Individualized educational assessments are conducted to assist with academic planning.  They involve individual assessment of intellectual and academic skills, including above-level skills, as well as a screening of psychosocial factors that may be relevant in academic planning decisions.  These assessments are not diagnostic in nature; therefore, they cannot be submitted to insurance for reimbursement.  Following the assessment, parents are provided with a comprehensive report detailing the test results and our recommendations. The cost depends on the number of hours spent, but a typical educational assessment includes approximately 6 hours of testing and costs $720.  Some initial reasons to consider an individualized educational assessment include:

  • You’re considering whole grade acceleration and would like to get the bulk of the information needed all at once.
  • The student is in 3rd grade or younger, and therefore too young for most other assessments.
  • The student has behavioral/cognitive factors that result in individualized assessment being more accurate than group-administered (e.g., 2e students who don’t “test” as well as expected based on knowledge).

We also offer twice-exceptional assessments, which include intellectual and academic testing in addition to a diagnostic assessment to determine whether the child meets criteria for a particular psychological diagnosis (e.g., Autism Spectrum Disorder, ADHD, Specific Learning Disorder, anxiety or depression, etc.). These evaluations are conducted by a licensed psychologist and may be submitted to insurance depending on your insurance provider. There is a currently a waitlist for twice-exceptional assessments.

Could an educational assessment help your child?  You can request an appointment through our online intake form.

Services at the ACC: Family Therapy

We get a variety of questions about what our Assessment and Counseling Clinic does and how to know if a particular service is right for a given child.  This week, we’re focusing on the services the Clinic provides, the people who provide them, and how to know if your child could benefit.  Today, we’re focusing on family therapy.

Nathan Hough

Nathan Hough, Graduate Student
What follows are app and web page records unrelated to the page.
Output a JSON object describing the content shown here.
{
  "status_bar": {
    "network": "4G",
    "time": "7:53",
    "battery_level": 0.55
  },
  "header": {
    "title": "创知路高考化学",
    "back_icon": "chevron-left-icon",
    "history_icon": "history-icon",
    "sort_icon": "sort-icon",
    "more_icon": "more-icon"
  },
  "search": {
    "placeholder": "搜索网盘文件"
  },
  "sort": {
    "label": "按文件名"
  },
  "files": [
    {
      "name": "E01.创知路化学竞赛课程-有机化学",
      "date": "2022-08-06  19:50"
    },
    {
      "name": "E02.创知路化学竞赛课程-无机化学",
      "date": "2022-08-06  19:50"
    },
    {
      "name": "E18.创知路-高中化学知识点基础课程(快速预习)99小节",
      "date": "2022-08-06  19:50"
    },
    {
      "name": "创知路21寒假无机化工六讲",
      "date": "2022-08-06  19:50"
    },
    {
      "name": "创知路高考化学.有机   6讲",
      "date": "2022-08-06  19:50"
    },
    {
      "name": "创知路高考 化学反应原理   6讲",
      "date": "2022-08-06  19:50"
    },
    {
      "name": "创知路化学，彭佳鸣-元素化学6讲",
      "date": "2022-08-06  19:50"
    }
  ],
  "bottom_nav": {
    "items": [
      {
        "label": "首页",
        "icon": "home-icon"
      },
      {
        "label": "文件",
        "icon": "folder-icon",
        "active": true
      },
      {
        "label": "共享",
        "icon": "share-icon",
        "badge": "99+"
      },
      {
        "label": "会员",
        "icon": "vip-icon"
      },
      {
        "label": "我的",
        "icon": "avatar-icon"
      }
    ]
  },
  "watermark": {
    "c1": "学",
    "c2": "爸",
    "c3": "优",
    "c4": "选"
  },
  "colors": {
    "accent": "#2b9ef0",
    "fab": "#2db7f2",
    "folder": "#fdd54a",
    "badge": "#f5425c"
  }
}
This week, we’ve already talked about individual therapy, in which the child is the client and the focus is mostly on their individual needs.  In family therapy, the whole family is the client as opposed to one child. Therefore, the whole family is usually involved in the work, although this can vary to some degree based on the needs of the family.

The goals for this kind of therapy are usually to improve ways the family members communicate and relate to each other, as well as to address specific areas of concern.

Nathan Hough, doctoral student in Couple and Family therapy, has experience in working with families of high ability students presenting with a variety of issues, including twice-exceptionality, sibling conflict, and complex mental health concerns.

Family therapy is currently free. If a family indicates interest in this service, their information is shared with Armeda Wojciak, faculty in the Couple and Family Therapy (CFT) doctoral program, and then scheduling is handled by the individual therapist (currently, Nathan). Supervision is provided by the CFT faculty, but Belin-Blank Center psychologists are available for consultation with the CFT student as needed. Appointments take place in the Assessment and Counseling Clinic.

Does family therapy sound like a good fit for your family?  You can request to participate in family therapy through our online intake form.